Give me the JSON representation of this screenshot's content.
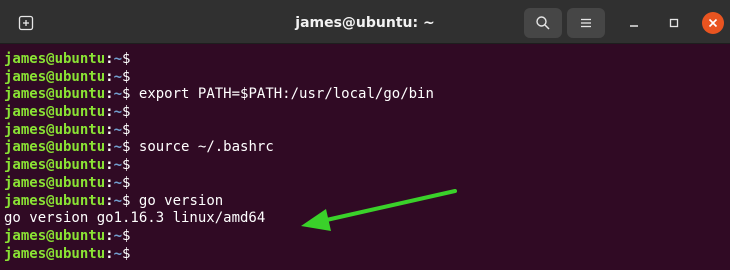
{
  "window": {
    "title": "james@ubuntu: ~",
    "accent_color": "#e95420",
    "background_color": "#300a24"
  },
  "titlebar": {
    "new_tab_icon": "new-tab-icon",
    "search_icon": "search-icon",
    "menu_icon": "hamburger-menu-icon",
    "minimize_icon": "minimize-icon",
    "maximize_icon": "maximize-icon",
    "close_icon": "close-icon"
  },
  "prompt": {
    "user_host": "james@ubuntu",
    "separator": ":",
    "path": "~",
    "symbol": "$",
    "user_color": "#8ae234",
    "path_color": "#729fcf"
  },
  "lines": [
    {
      "type": "prompt",
      "command": ""
    },
    {
      "type": "prompt",
      "command": ""
    },
    {
      "type": "prompt",
      "command": " export PATH=$PATH:/usr/local/go/bin"
    },
    {
      "type": "prompt",
      "command": ""
    },
    {
      "type": "prompt",
      "command": ""
    },
    {
      "type": "prompt",
      "command": " source ~/.bashrc"
    },
    {
      "type": "prompt",
      "command": ""
    },
    {
      "type": "prompt",
      "command": ""
    },
    {
      "type": "prompt",
      "command": " go version"
    },
    {
      "type": "output",
      "text": "go version go1.16.3 linux/amd64"
    },
    {
      "type": "prompt",
      "command": ""
    },
    {
      "type": "prompt",
      "command": ""
    }
  ],
  "annotation": {
    "arrow_icon": "green-arrow-icon",
    "arrow_color": "#3ad12a"
  }
}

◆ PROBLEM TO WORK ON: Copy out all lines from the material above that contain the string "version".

◆ EXPECTED ANSWER:
      "command": " go version"
      "text": "go version go1.16.3 linux/amd64"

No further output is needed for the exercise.